  • someone who enjoys fiction across multiple age levels: that written for adults, young adults, and middle graders–kids from third to eighth grade

A Whole Lot of Anyones!

My mission is to love, serve, and encourage all of you.

There is work I need to do. Some of it is as simple as making some changes to the actual appearance of my blog to make it more reader friendly. Some of it is much broader, like tracking the kinds of posts I write and making sure I write across this broad range of readership.

Your feedback is highly valued. What can I do that would make following my blog a better experience for you ?

Reading Log: January & February 2016

61VJJDQF15L._SX335_BO1,204,203,200_January/February 2016 Reading Log

It’s been in “interesting” two months, and I can’t remember where the dividing line falls in the stack of books I’ve read since December. So, here it is: A January/February Reading Log.

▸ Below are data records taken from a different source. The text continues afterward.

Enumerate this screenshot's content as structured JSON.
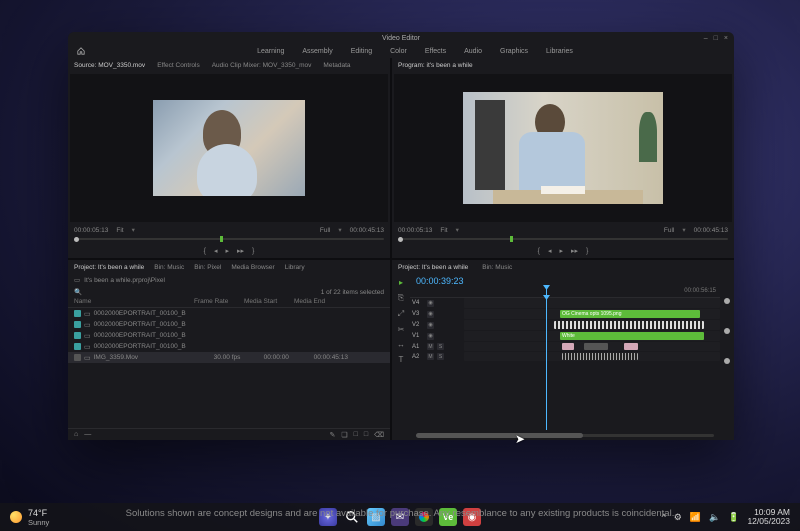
{
  "window": {
    "title": "Video Editor",
    "minimize": "–",
    "maximize": "□",
    "close": "×"
  },
  "menubar": {
    "items": [
      "Learning",
      "Assembly",
      "Editing",
      "Color",
      "Effects",
      "Audio",
      "Graphics",
      "Libraries"
    ]
  },
  "source_panel": {
    "tabs": [
      "Source: MOV_3350.mov",
      "Effect Controls",
      "Audio Clip Mixer: MOV_3350_mov",
      "Metadata"
    ],
    "tc_left": "00:00:05:13",
    "fit_label": "Fit",
    "full_label": "Full",
    "tc_right": "00:00:45:13"
  },
  "program_panel": {
    "tab": "Program: it's been a while",
    "tc_left": "00:00:05:13",
    "fit_label": "Fit",
    "full_label": "Full",
    "tc_right": "00:00:45:13"
  },
  "playback_icons": {
    "in": "{",
    "step_back": "◂",
    "play": "▸",
    "step_fwd": "▸▸",
    "out": "}"
  },
  "project_panel": {
    "tabs": [
      "Project: It's been a while",
      "Bin: Music",
      "Bin: Pixel",
      "Media Browser",
      "Library"
    ],
    "path": "It's been a while.prproj\\Pixel",
    "selection": "1 of 22 items selected",
    "columns": {
      "name": "Name",
      "frame_rate": "Frame Rate",
      "media_start": "Media Start",
      "media_end": "Media End"
    },
    "rows": [
      {
        "color": "#3aa0a0",
        "name": "0002000EPORTRAIT_00100_B",
        "fr": "",
        "ms": "",
        "me": ""
      },
      {
        "color": "#3aa0a0",
        "name": "0002000EPORTRAIT_00100_B",
        "fr": "",
        "ms": "",
        "me": ""
      },
      {
        "color": "#3aa0a0",
        "name": "0002000EPORTRAIT_00100_B",
        "fr": "",
        "ms": "",
        "me": ""
      },
      {
        "color": "#3aa0a0",
        "name": "0002000EPORTRAIT_00100_B",
        "fr": "",
        "ms": "",
        "me": ""
      },
      {
        "color": "#555",
        "name": "IMG_3359.Mov",
        "fr": "30.00 fps",
        "ms": "00:00:00",
        "me": "00:00:45:13",
        "selected": true
      }
    ],
    "toolbar_icons": [
      "⌂",
      "—",
      "✎",
      "❏",
      "□",
      "□",
      "⌫"
    ]
  },
  "timeline_panel": {
    "header": {
      "project": "Project: It's been a while",
      "bin": "Bin: Music"
    },
    "tool_icons": [
      "▸",
      "⎘",
      "⤢",
      "✂",
      "↔",
      "T"
    ],
    "timecode": "00:00:39:23",
    "ruler_end": "00:00:56:15",
    "tracks": {
      "v4": "V4",
      "v3": "V3",
      "v2": "V2",
      "v1": "V1",
      "a1": "A1",
      "a2": "A2",
      "toggles": [
        "M",
        "S"
      ],
      "clip_label_v3": "OG Cinema opts 1095.png",
      "clip_label_v1": "White"
    }
  },
  "taskbar": {
    "weather": {
      "temp": "74°F",
      "cond": "Sunny"
    },
    "tray_icons": [
      "^",
      "⚙",
      "⋮⋮",
      "📶",
      "🔈",
      "🔋"
    ],
    "time": "10:09 AM",
    "date": "12/05/2023"
  },
  "disclaimer": "Solutions shown are concept designs and are not available for purchase. Any resemblance to any existing products is coincidental."
}
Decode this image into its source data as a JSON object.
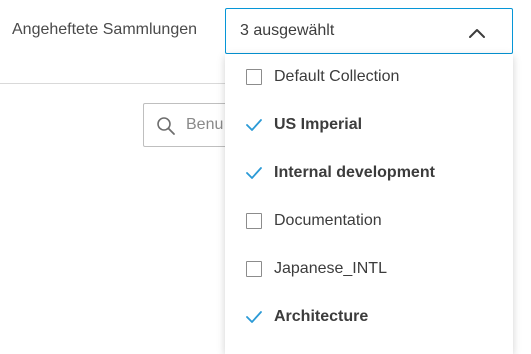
{
  "filter": {
    "label": "Angeheftete Sammlungen",
    "selected_text": "3 ausgewählt"
  },
  "search": {
    "placeholder": "Benu"
  },
  "options": [
    {
      "label": "Default Collection",
      "selected": false
    },
    {
      "label": "US Imperial",
      "selected": true
    },
    {
      "label": "Internal development",
      "selected": true
    },
    {
      "label": "Documentation",
      "selected": false
    },
    {
      "label": "Japanese_INTL",
      "selected": false
    },
    {
      "label": "Architecture",
      "selected": true
    }
  ],
  "colors": {
    "accent": "#0696d7",
    "checkmark": "#2b9ad6",
    "text": "#3c3c3c"
  },
  "icons": {
    "chevron": "chevron-up-icon",
    "search": "search-icon",
    "checked": "checkmark-icon",
    "unchecked": "checkbox-icon"
  }
}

  • Soulless by Gail Carriger
  • Writing Science Fiction and Fantasy: 20 Dynamic Essays by Today’s Top Professionals by the Editors of Analog and Isaac Asimov’s Science Fiction Magazine
  • Who was Edgar Allan Poe? by Jim Gigliotti
  • The Serpent’s Tale by Ariana Franklin
  • Gone Fishing: A Novel in Verse by Tamera Will Wissinger
  • The Enchanter Heir by Cinda Williams Chima
  • The Sorcerer Heir by Cinda Williams Chima
  • Sailing from Byzantium: How a Lost Empire Shaped the World by Colin Wells
  • Egg and Spoon by Gregory Maguire

Reading Reflections

I loved Franklin’s mystery set in 12th century England, and the concluding books of Chima’s Heir Chronicles, were every bit as gripping as those I’d already read.

Lastly, I found Wells’ book fascinating. Between my Greek ancestry and a novel idea I’ve got simmering on a back burner, I find this empire, that lasted more than 1,100 years, mesmerizing. This slim book expanded my knowledge about the western European renaissance, my childhood faith–Greek Orthodoxy, and the world from which generations of my Greek ancestors sprang. I look forward to learning more about it.

What about you?

Have you read any good books lately? Please share authors, titles, and genres so we can all add to our “Books I Want to Read” lists.